Reconciliation is an active journey of building respectful and meaningful relationships. Reconciliation Week, is an opportunity for us to reflect on this relationship between Indigenous and non-Indigenous Australians; the historical injustices faced by Aboriginal and Torres Strait Islander peoples, to learn about our shared histories and cultures and to foster healing and unity.

The first day of Reconciliation Week – Monday May 27 - marks the anniversary of the 1967 referendum, which saw more than 90 per cent of Australians vote to give the Australian Government power to make laws for Aboriginal and Torres Strait Islander people and include them in the census. The final day of Reconciliation Week – Monday June 3 - commemorates the historic 1992 Mabo decision, which legally recognised First Nations peoples’ special relationship to the land that existed before colonisation and still exists today.

This year’s theme is ‘Now more than ever’, which reminds us that reconciliation is unfinished business and an ongoing commitment we must make.
As an Anglican school, we understand reconciliation in a broader, spiritual context as well. Christian reconciliation teaches us about the restoration of relationships through forgiveness and love, inspired by the teachings of Jesus Christ. In 2 Corinthians 5:18, it is written, ‘All this is from God, who reconciled us to himself through Christ and gave us the ministry of reconciliation.’ This perspective aligns with our commitment to fostering understanding and harmony within our community.

Let us use Reconciliation Week as a springboard for continuous learning and engagement, ensuring that reconciliation is not just a week-long event but a year-round commitment to both Aboriginal and Torres Strait Islander people and each other.

Everyone has the right to feel respected, valued, and heard.
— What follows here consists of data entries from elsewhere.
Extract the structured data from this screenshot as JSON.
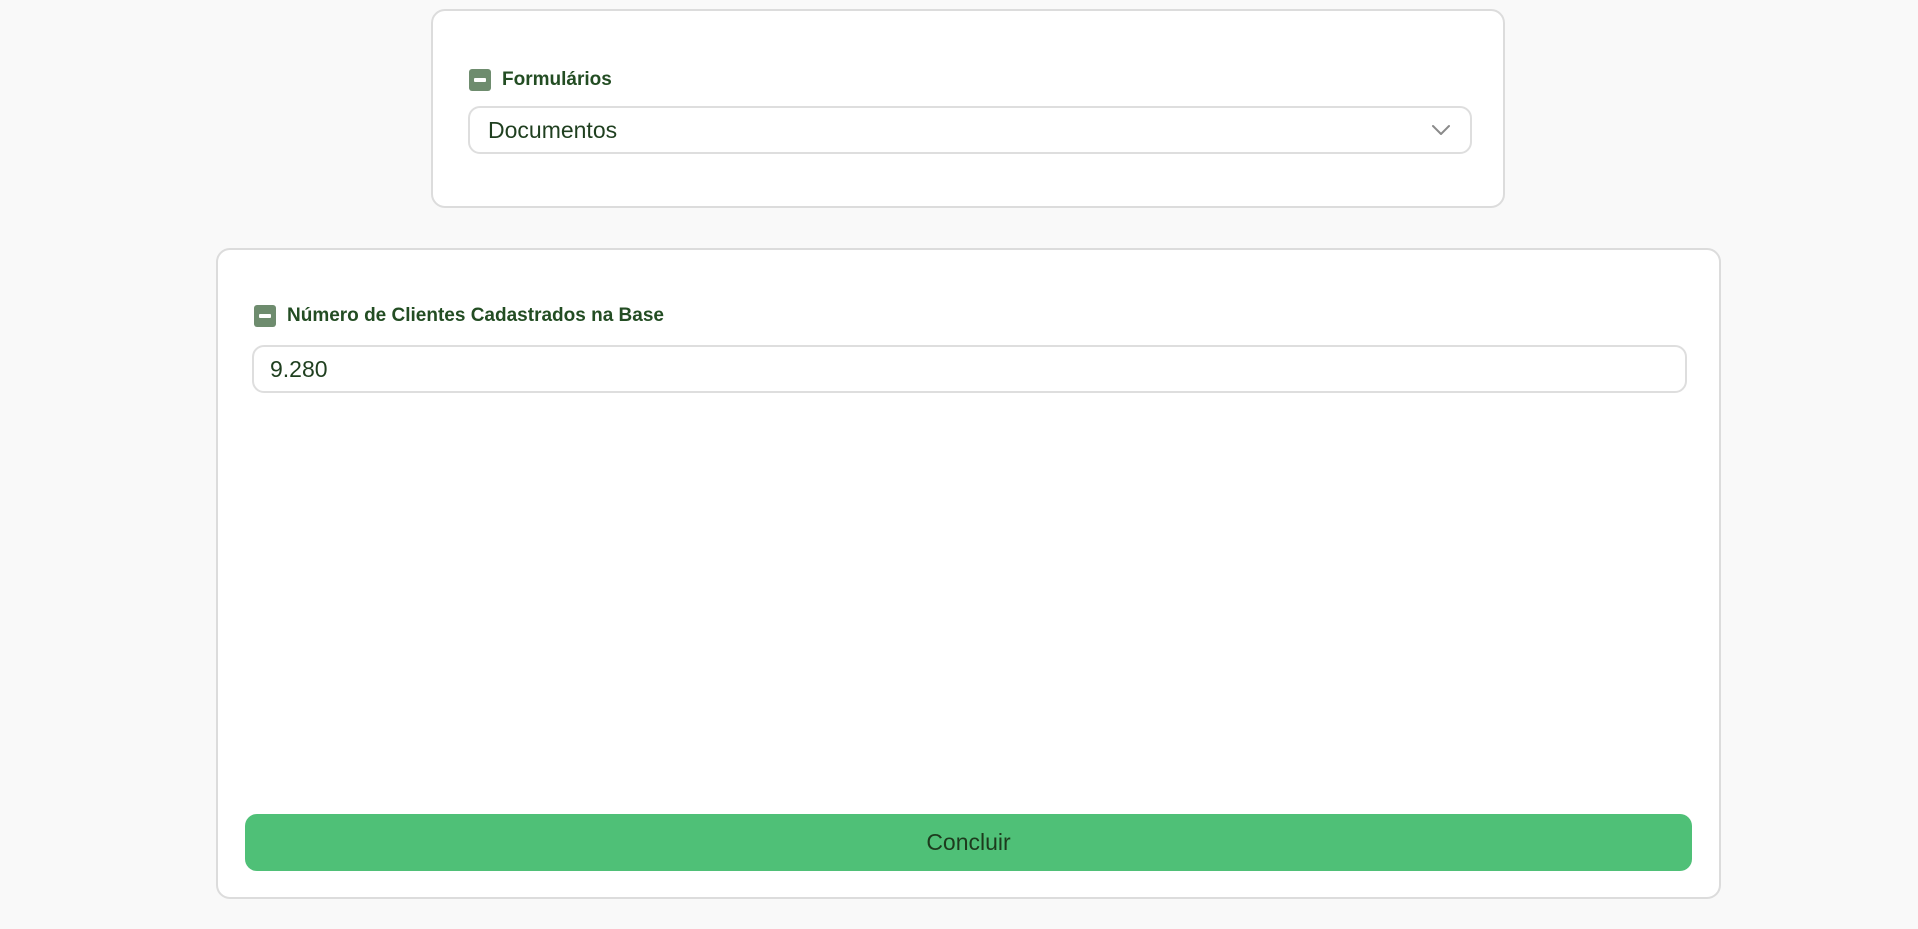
{
  "forms_section": {
    "label": "Formulários",
    "selected_value": "Documentos"
  },
  "clients_section": {
    "label": "Número de Clientes Cadastrados na Base",
    "input_value": "9.280"
  },
  "submit": {
    "label": "Concluir"
  },
  "colors": {
    "accent": "#4fc077",
    "label_text": "#234d23",
    "icon_bg": "#6e8c6e"
  },
  "icons": {
    "collapse": "minus-square-icon",
    "dropdown": "chevron-down-icon"
  }
}
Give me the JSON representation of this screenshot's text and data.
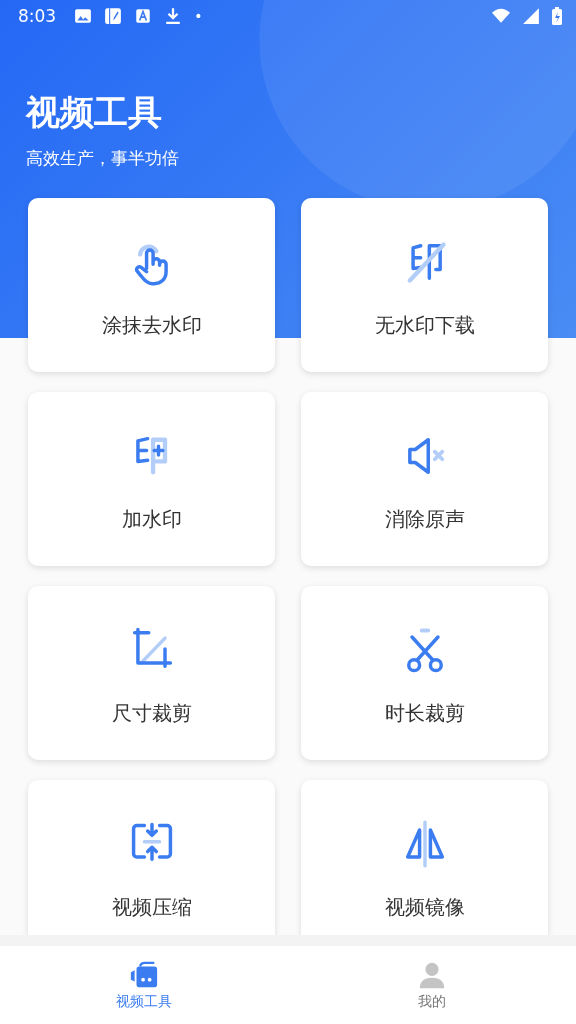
{
  "status_bar": {
    "time": "8:03",
    "dot": "•"
  },
  "header": {
    "title": "视频工具",
    "subtitle": "高效生产，事半功倍"
  },
  "tools": [
    {
      "kind": "smear",
      "label": "涂抹去水印"
    },
    {
      "kind": "nomark",
      "label": "无水印下载"
    },
    {
      "kind": "addmark",
      "label": "加水印"
    },
    {
      "kind": "mute",
      "label": "消除原声"
    },
    {
      "kind": "crop",
      "label": "尺寸裁剪"
    },
    {
      "kind": "cut",
      "label": "时长裁剪"
    },
    {
      "kind": "compress",
      "label": "视频压缩"
    },
    {
      "kind": "mirror",
      "label": "视频镜像"
    }
  ],
  "bottom_nav": [
    {
      "kind": "camera",
      "label": "视频工具",
      "selected": true
    },
    {
      "kind": "person",
      "label": "我的",
      "selected": false
    }
  ]
}
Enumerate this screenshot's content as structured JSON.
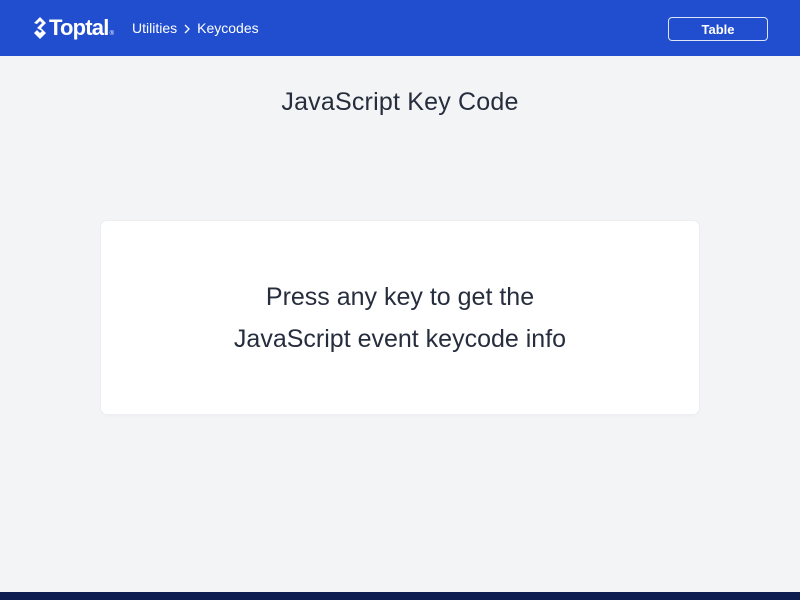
{
  "header": {
    "logo_text": "Toptal",
    "logo_reg": "®",
    "breadcrumb": [
      {
        "label": "Utilities"
      },
      {
        "label": "Keycodes"
      }
    ],
    "table_button_label": "Table"
  },
  "main": {
    "title": "JavaScript Key Code",
    "prompt_line_1": "Press any key to get the",
    "prompt_line_2": "JavaScript event keycode info"
  },
  "colors": {
    "header_bg": "#204ecf",
    "page_bg": "#f3f4f6",
    "footer_bg": "#0e1d50",
    "text": "#262d3d"
  },
  "icons": {
    "logo": "toptal-logo-mark-icon",
    "breadcrumb_separator": "chevron-right-icon"
  }
}
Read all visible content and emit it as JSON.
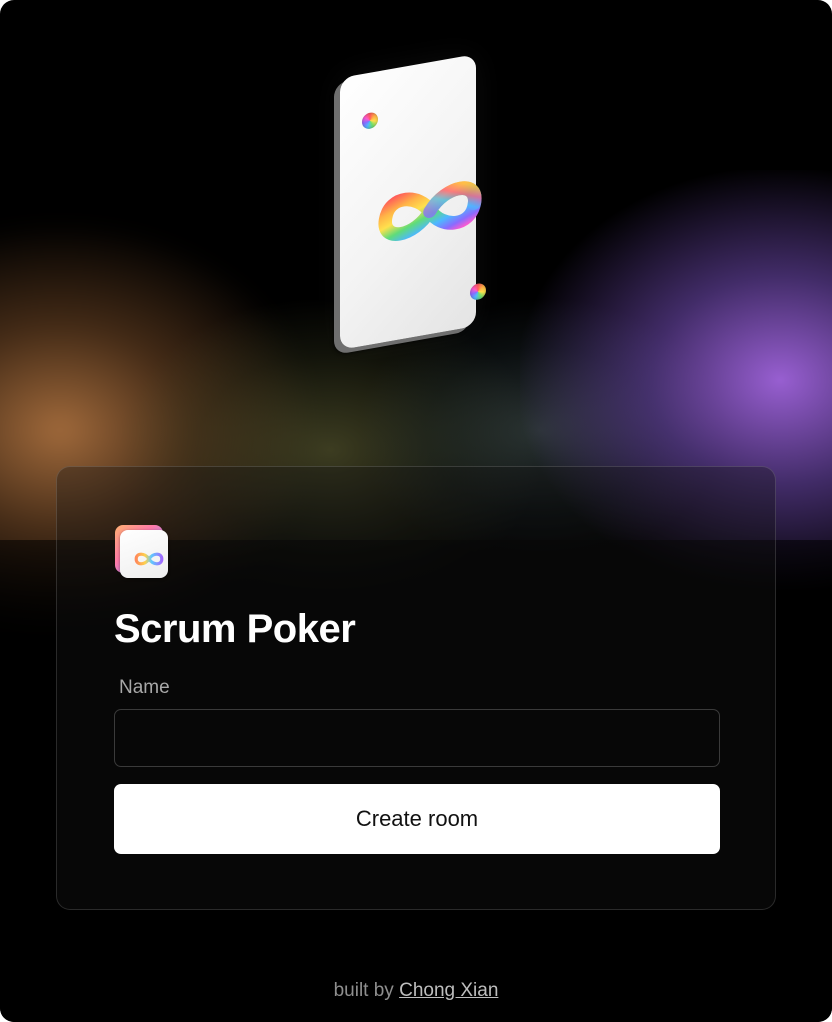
{
  "app": {
    "title": "Scrum Poker"
  },
  "form": {
    "name_label": "Name",
    "name_value": "",
    "submit_label": "Create room"
  },
  "footer": {
    "prefix": "built by",
    "author_link": "Chong Xian"
  },
  "icons": {
    "hero": "playing-card-infinity-icon",
    "logo": "app-logo-infinity-icon"
  },
  "colors": {
    "background": "#000000",
    "button_bg": "#ffffff",
    "button_text": "#111111",
    "label_text": "#a8a8a8",
    "footer_text": "#8e8e8e",
    "glow_orange": "#be7d46",
    "glow_purple": "#a064dc"
  }
}
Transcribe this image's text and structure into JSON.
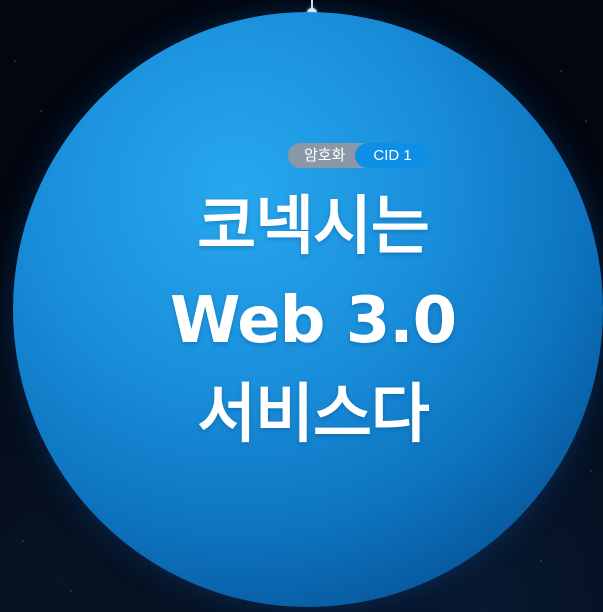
{
  "badges": {
    "category": "암호화",
    "id": "CID 1"
  },
  "headline": {
    "line1": "코넥시는",
    "line2": "Web 3.0",
    "line3": "서비스다"
  },
  "colors": {
    "background": "#02060f",
    "sphere": "#1a8fdb",
    "badge_gray": "#8a97a6",
    "badge_blue": "#0d8fe6",
    "text": "#ffffff"
  }
}
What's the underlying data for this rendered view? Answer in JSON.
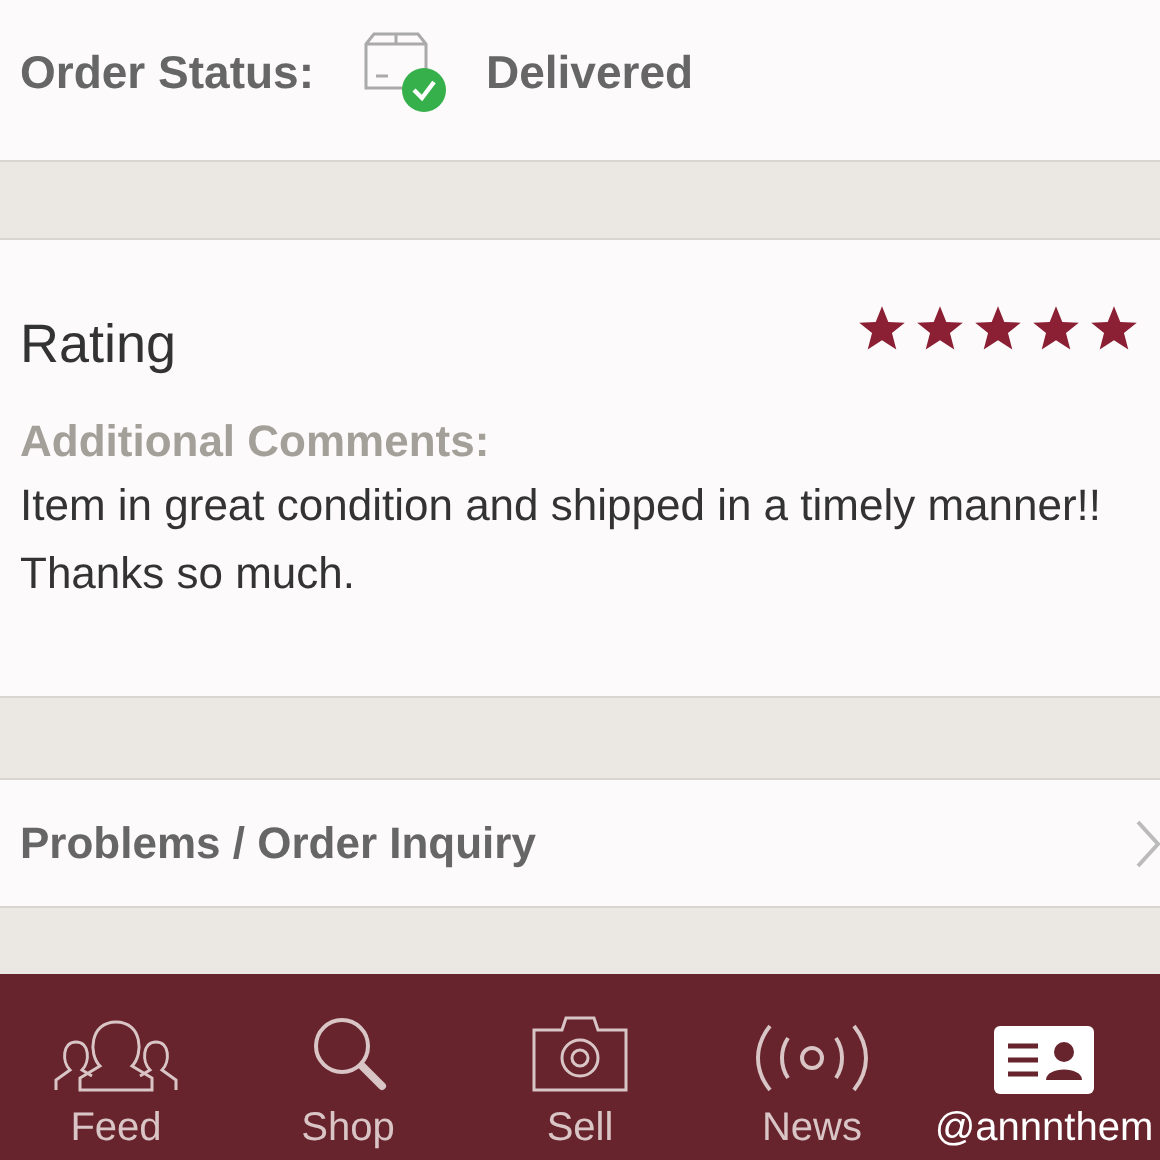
{
  "order_status": {
    "label": "Order Status:",
    "value": "Delivered"
  },
  "rating": {
    "title": "Rating",
    "stars": 5,
    "comments_label": "Additional Comments:",
    "comments": "Item in great condition and shipped in a timely manner!! Thanks so much."
  },
  "inquiry": {
    "label": "Problems / Order Inquiry"
  },
  "tab_bar": [
    {
      "kind": "feed",
      "label": "Feed",
      "selected": false
    },
    {
      "kind": "shop",
      "label": "Shop",
      "selected": false
    },
    {
      "kind": "sell",
      "label": "Sell",
      "selected": false
    },
    {
      "kind": "news",
      "label": "News",
      "selected": false
    },
    {
      "kind": "profile",
      "label": "@annnthem",
      "selected": true
    }
  ]
}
“It is not ‘forgive and forget’ as if nothing wrong had ever happened, but ‘forgive and go forward’, building on the mistakes of the past and the energy generated by reconciliation to create a new future.”
- anti-apartheid activist Alan Paton

Michele Wakeham